Background and Objectives: By creating microinjuries usually confined to the epidermis, a fractional picosecond 1064-nm Nd:YAG laser that delivers an array of highly focused beamlets can be effectively used for facial rejuvenation or resurfacing. However, the mechanism of dermal remodeling underlying this nonablative treatment remains unclear. Methods: Five participants having skin phototype III−IV were recruited for intervention using a fractional picosecond 1064-nm Nd:YAG laser system equipped with a holographic diffractive beam-splitting optic. The laser-induced histopathological changes on human skin were examined in vivo using a harmonic generation microscopy (HGM), visualizing second harmonic generation (SHG), and third harmonic generation (THG) contrasts dichromatically. SHG refers for collagen distribution, while THG represents for epidermal components in the HGM signal. Results: Histological hematoxylin and eosin staining and in vivo HGM imaging studies revealed the presence of epidermal vacuoles below the stratum granulosum along with keratinocyte degeneration or cytolysis. In addition to the epidermal vacuoles, HGM imaging exclusively demonstrated laser-induced shock wave propagation arranged as a THG-bright concentric pattern in the epidermis and loss of SHG signals in the papillary dermis immediately beneath the epidermal vacuoles. Conclusions: Alongside generating epidermal vacuoles, the fractional picosecond 1064-nm Nd:YAG laser induced collagen changes. These collagen changes may lead to dermal remodeling and neocollagenesis underlying the fractional picosecond laser treatment.
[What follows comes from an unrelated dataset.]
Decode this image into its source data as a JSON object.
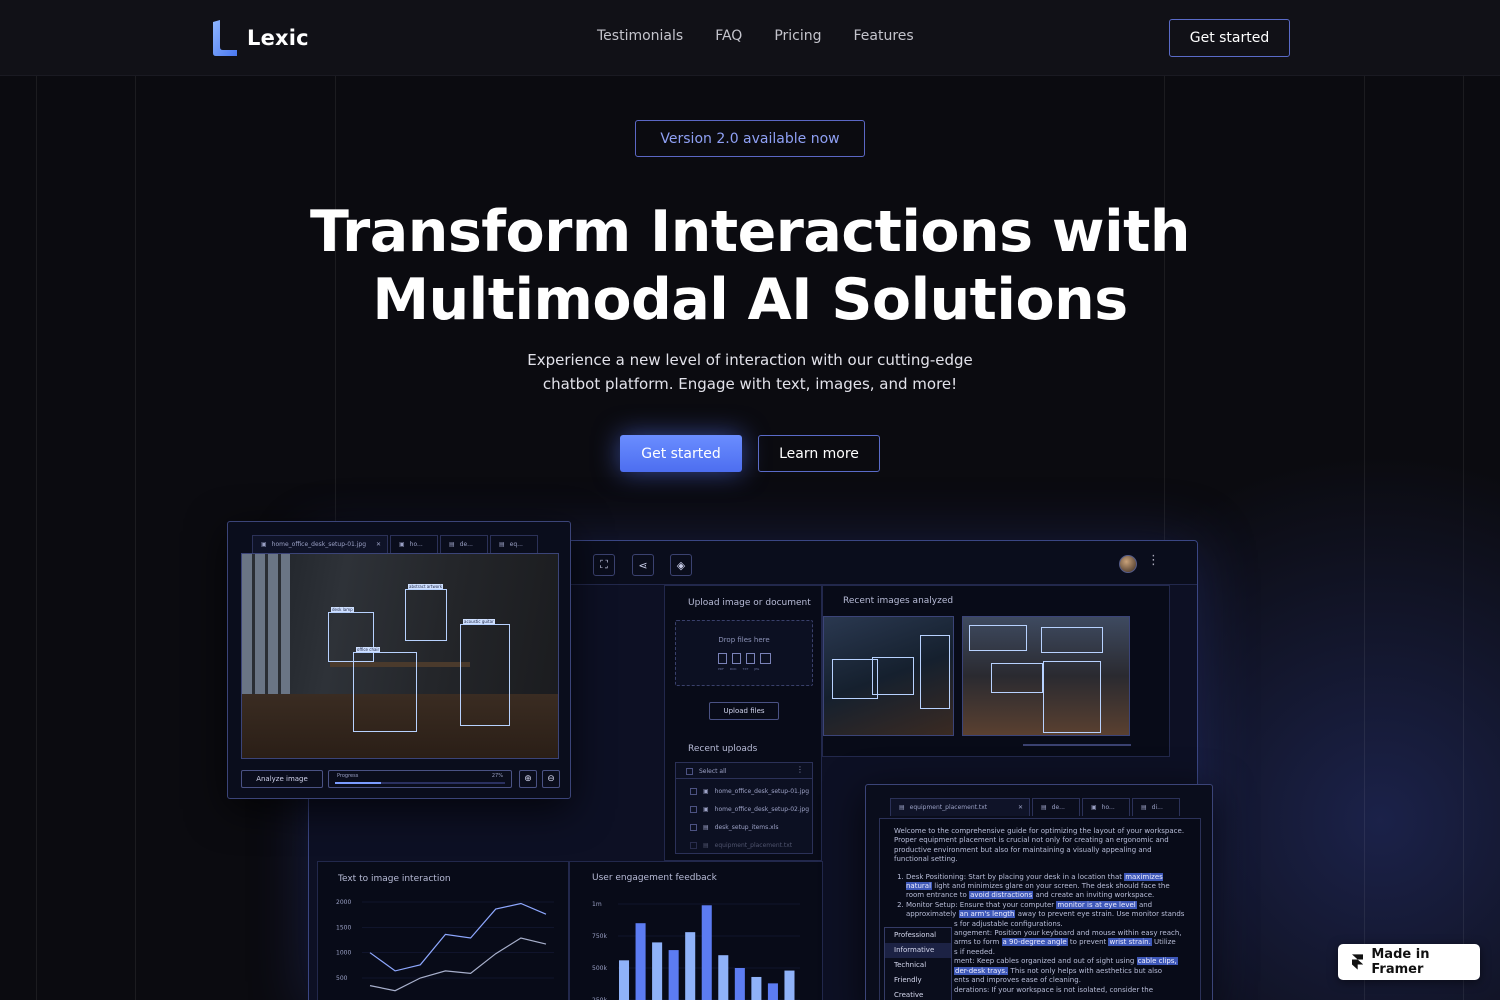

- fractional picosecond Nd:YAG laser
- harmonic generation microscopy
- laser-induced optical breakdown